WHAT IS REQUIRED —
Within the listing below, show every line that contains the word "уровень".
--- MATERIAL FOR THE TASK ---
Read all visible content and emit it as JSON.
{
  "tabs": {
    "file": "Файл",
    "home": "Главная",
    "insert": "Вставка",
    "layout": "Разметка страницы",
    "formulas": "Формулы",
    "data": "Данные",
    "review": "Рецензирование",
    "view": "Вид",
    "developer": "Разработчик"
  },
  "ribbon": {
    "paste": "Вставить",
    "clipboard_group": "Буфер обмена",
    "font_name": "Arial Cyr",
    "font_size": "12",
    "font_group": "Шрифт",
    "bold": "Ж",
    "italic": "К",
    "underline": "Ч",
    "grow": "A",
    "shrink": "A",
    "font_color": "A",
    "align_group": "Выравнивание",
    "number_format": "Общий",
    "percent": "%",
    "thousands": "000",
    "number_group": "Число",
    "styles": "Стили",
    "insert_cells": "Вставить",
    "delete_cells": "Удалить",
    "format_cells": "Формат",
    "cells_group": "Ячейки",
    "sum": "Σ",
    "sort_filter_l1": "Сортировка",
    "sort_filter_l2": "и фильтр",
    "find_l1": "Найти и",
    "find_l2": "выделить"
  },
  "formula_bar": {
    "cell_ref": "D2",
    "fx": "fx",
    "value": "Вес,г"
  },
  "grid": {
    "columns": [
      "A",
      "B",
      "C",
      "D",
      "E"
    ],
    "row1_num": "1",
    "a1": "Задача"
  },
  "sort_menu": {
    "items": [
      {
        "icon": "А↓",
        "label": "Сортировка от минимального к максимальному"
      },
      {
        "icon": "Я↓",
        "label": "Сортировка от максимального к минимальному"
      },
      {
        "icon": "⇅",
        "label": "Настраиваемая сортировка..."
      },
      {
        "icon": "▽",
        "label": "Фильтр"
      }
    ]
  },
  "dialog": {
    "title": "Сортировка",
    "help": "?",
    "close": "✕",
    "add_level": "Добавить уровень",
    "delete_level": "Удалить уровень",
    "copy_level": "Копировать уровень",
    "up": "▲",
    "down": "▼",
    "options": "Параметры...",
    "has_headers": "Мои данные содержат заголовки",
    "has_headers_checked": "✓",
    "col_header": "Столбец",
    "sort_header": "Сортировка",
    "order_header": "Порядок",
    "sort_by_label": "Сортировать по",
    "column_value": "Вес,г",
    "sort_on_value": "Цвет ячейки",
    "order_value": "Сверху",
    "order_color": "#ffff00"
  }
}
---
ANSWER TO THIS PROBLEM —
    "add_level": "Добавить уровень",
    "delete_level": "Удалить уровень",
    "copy_level": "Копировать уровень",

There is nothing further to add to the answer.